To Pierre Samuel Du Pont de Nemours
Monticello July 26. 1800.
My dear Sir
I am much indebted to my enemies for proving, by their [little] tale of my death, that I have friends. the sensibility you are so good as to express on this occasion is very precious to me. I have never enjoyed better nor more uninterrupted health.
I ought sooner to have acknoleged your favor of June 15. which came to hand in due time as did that of the 6th. instant. [I] thank you for your assiduities on the subject of education. there is no occasion to incommode yourself or your friend by pressing it; as when recieved it will still be some time before we shall probably find a [good] occasion of bringing forward the subject. there are labors for which your reward will come when you will be no longer here to enjoy it. We have had what is considered here as a very hot spell of weather. yesterday was the warmest day we have had this year. the thermometer was at 86.° at this place, & probably 2. or 3.° more in the vicinities.—when do you move on to Alexandria? for then I may expect to see you.
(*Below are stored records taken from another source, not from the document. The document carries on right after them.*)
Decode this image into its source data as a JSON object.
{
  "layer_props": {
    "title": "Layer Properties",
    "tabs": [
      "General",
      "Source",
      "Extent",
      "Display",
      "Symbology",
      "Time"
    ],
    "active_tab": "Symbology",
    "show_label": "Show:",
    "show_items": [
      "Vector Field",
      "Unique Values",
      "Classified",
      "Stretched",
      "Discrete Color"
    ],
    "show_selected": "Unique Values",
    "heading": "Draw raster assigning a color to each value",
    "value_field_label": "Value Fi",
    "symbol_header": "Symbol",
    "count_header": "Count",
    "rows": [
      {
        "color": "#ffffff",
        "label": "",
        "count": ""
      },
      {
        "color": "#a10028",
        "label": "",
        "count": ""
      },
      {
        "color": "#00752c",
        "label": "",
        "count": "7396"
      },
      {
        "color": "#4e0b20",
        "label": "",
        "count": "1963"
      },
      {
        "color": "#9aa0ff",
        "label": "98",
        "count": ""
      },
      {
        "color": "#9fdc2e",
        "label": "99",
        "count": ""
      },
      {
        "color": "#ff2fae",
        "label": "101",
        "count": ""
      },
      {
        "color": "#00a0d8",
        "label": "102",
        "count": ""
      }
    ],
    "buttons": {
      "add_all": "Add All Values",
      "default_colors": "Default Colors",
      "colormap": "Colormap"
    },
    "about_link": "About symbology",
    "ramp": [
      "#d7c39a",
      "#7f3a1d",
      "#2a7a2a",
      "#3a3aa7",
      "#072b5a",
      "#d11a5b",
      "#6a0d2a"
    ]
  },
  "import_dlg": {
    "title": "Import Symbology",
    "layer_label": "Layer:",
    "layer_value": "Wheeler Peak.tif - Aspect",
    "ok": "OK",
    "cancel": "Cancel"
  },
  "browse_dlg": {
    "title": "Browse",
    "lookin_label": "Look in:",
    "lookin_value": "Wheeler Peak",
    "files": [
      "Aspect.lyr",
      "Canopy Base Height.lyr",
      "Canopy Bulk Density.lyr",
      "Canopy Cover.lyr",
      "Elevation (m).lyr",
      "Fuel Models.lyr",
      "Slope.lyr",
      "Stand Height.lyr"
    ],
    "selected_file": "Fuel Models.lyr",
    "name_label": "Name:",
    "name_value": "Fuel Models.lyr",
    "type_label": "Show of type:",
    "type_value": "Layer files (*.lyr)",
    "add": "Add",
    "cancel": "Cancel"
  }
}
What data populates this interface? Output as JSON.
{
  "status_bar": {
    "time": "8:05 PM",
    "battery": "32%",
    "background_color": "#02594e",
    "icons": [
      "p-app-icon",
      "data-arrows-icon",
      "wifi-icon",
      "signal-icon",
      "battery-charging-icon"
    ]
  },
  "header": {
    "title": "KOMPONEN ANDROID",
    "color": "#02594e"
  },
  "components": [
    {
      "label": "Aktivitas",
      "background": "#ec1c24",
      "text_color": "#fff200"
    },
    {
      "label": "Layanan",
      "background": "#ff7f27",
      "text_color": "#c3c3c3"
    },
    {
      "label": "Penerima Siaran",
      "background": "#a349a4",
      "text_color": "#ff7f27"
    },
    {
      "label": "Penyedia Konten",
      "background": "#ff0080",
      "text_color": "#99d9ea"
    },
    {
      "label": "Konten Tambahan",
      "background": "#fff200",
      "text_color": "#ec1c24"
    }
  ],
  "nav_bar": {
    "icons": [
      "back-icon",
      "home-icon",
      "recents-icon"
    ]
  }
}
I have much lamented you did not land here instead of New York. as you were determined to find the first spot you saw good enough to live on, this might in that case have become the object of your choice. we are anxious to hear of our treaty from Paris. when that arrives, I presume, I shall have to meet the Senate at Washington. and perhaps I may meet yourself there: for till then I can hardly flatter myself with your adventuring so far as this place. then, now, or whenever it best suits you I shall be most happy to recieve you. present my friendly salutations to Madame Dupont and to all the members of your family, & accept yourself assurances of my sincere & affectionate attachment.